> **Problem description**
Which lines below hold the word "your"? Report each one.

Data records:
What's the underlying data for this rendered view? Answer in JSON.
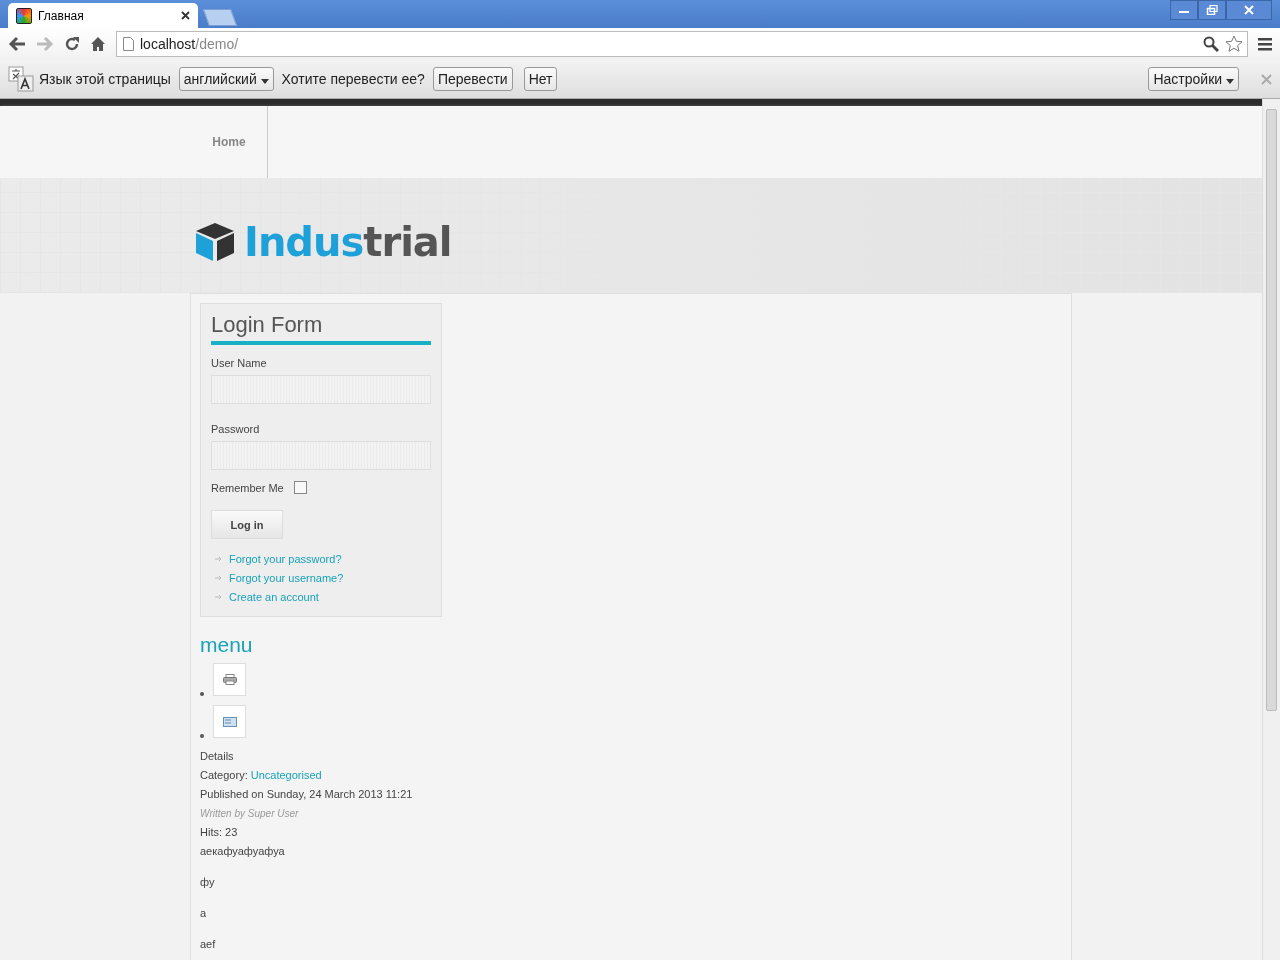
{
  "browser": {
    "tab_title": "Главная",
    "url_host": "localhost",
    "url_path": "/demo/"
  },
  "translate_bar": {
    "label": "Язык этой страницы",
    "language": "английский",
    "question": "Хотите перевести ее?",
    "translate_button": "Перевести",
    "no_button": "Нет",
    "settings_button": "Настройки"
  },
  "site_nav": [
    {
      "label": "Home"
    }
  ],
  "logo": {
    "lead": "Indus",
    "rest": "trial"
  },
  "login_form": {
    "title": "Login Form",
    "username_label": "User Name",
    "password_label": "Password",
    "remember_label": "Remember Me",
    "remember_checked": false,
    "submit": "Log in",
    "links": [
      "Forgot your password?",
      "Forgot your username?",
      "Create an account"
    ]
  },
  "menu": {
    "title": "menu",
    "items": [
      {
        "kind": "print"
      },
      {
        "kind": "email"
      }
    ]
  },
  "article": {
    "details": "Details",
    "category_label": "Category:",
    "category": "Uncategorised",
    "published": "Published on Sunday, 24 March 2013 11:21",
    "author": "Written by Super User",
    "hits": "Hits: 23",
    "paragraphs": [
      "аекафуафуафуа",
      "фу",
      "а",
      "aef"
    ]
  }
}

> **Exercise output**
      "Forgot your password?",
      "Forgot your username?",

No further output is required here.